- [Exercise instructions]: Word for word, repeat each entry that follows.

-----

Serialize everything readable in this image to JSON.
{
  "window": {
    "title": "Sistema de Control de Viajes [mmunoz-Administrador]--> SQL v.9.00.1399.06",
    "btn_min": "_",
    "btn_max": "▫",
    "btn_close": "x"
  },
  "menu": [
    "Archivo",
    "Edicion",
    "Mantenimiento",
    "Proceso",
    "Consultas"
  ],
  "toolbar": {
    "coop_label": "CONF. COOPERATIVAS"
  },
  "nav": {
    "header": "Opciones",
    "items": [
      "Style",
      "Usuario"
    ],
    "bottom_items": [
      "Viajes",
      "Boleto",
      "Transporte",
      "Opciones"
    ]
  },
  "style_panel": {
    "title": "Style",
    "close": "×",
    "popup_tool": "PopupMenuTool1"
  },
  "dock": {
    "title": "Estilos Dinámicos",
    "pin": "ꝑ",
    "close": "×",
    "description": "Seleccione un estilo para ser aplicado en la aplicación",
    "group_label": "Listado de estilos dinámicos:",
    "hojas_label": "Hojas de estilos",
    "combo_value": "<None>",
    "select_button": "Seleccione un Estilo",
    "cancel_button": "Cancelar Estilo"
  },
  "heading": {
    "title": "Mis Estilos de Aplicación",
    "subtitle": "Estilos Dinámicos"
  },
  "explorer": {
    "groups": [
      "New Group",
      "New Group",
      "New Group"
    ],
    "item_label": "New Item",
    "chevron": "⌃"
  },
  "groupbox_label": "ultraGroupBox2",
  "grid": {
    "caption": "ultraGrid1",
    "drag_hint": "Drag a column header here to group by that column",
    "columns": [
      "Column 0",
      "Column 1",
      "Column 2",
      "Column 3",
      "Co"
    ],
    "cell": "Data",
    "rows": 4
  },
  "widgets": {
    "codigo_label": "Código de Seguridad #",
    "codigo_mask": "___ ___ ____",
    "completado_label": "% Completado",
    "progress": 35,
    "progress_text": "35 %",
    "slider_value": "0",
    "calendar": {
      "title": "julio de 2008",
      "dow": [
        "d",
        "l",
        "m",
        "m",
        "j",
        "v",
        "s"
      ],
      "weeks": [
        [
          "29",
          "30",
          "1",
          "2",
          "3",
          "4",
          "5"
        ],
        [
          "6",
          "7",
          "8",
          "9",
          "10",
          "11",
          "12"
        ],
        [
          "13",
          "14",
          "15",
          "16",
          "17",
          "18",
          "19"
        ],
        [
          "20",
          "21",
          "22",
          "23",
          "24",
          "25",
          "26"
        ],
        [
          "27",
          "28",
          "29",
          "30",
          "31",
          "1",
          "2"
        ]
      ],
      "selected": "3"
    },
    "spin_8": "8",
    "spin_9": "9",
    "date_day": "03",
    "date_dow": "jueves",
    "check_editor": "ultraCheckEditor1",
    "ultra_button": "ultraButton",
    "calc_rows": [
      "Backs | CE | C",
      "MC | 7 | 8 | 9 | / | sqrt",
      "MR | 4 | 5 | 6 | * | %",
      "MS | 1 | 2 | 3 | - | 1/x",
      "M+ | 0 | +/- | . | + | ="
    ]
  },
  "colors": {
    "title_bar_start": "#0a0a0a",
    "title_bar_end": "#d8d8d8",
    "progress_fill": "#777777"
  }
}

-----

- [Final answer]:
Serialize everything readable in this image to JSON.
{
  "window": {
    "title": "Sistema de Control de Viajes [mmunoz-Administrador]--> SQL v.9.00.1399.06",
    "btn_min": "_",
    "btn_max": "▫",
    "btn_close": "x"
  },
  "menu": [
    "Archivo",
    "Edicion",
    "Mantenimiento",
    "Proceso",
    "Consultas"
  ],
  "toolbar": {
    "coop_label": "CONF. COOPERATIVAS"
  },
  "nav": {
    "header": "Opciones",
    "items": [
      "Style",
      "Usuario"
    ],
    "bottom_items": [
      "Viajes",
      "Boleto",
      "Transporte",
      "Opciones"
    ]
  },
  "style_panel": {
    "title": "Style",
    "close": "×",
    "popup_tool": "PopupMenuTool1"
  },
  "dock": {
    "title": "Estilos Dinámicos",
    "pin": "ꝑ",
    "close": "×",
    "description": "Seleccione un estilo para ser aplicado en la aplicación",
    "group_label": "Listado de estilos dinámicos:",
    "hojas_label": "Hojas de estilos",
    "combo_value": "<None>",
    "select_button": "Seleccione un Estilo",
    "cancel_button": "Cancelar Estilo"
  },
  "heading": {
    "title": "Mis Estilos de Aplicación",
    "subtitle": "Estilos Dinámicos"
  },
  "explorer": {
    "groups": [
      "New Group",
      "New Group",
      "New Group"
    ],
    "item_label": "New Item",
    "chevron": "⌃"
  },
  "groupbox_label": "ultraGroupBox2",
  "grid": {
    "caption": "ultraGrid1",
    "drag_hint": "Drag a column header here to group by that column",
    "columns": [
      "Column 0",
      "Column 1",
      "Column 2",
      "Column 3",
      "Co"
    ],
    "cell": "Data",
    "rows": 4
  },
  "widgets": {
    "codigo_label": "Código de Seguridad #",
    "codigo_mask": "___ ___ ____",
    "completado_label": "% Completado",
    "progress": 35,
    "progress_text": "35 %",
    "slider_value": "0",
    "calendar": {
      "title": "julio de 2008",
      "dow": [
        "d",
        "l",
        "m",
        "m",
        "j",
        "v",
        "s"
      ],
      "weeks": [
        [
          "29",
          "30",
          "1",
          "2",
          "3",
          "4",
          "5"
        ],
        [
          "6",
          "7",
          "8",
          "9",
          "10",
          "11",
          "12"
        ],
        [
          "13",
          "14",
          "15",
          "16",
          "17",
          "18",
          "19"
        ],
        [
          "20",
          "21",
          "22",
          "23",
          "24",
          "25",
          "26"
        ],
        [
          "27",
          "28",
          "29",
          "30",
          "31",
          "1",
          "2"
        ]
      ],
      "selected": "3"
    },
    "spin_8": "8",
    "spin_9": "9",
    "date_day": "03",
    "date_dow": "jueves",
    "check_editor": "ultraCheckEditor1",
    "ultra_button": "ultraButton",
    "calc_rows": [
      "Backs | CE | C",
      "MC | 7 | 8 | 9 | / | sqrt",
      "MR | 4 | 5 | 6 | * | %",
      "MS | 1 | 2 | 3 | - | 1/x",
      "M+ | 0 | +/- | . | + | ="
    ]
  },
  "colors": {
    "title_bar_start": "#0a0a0a",
    "title_bar_end": "#d8d8d8",
    "progress_fill": "#777777"
  }
}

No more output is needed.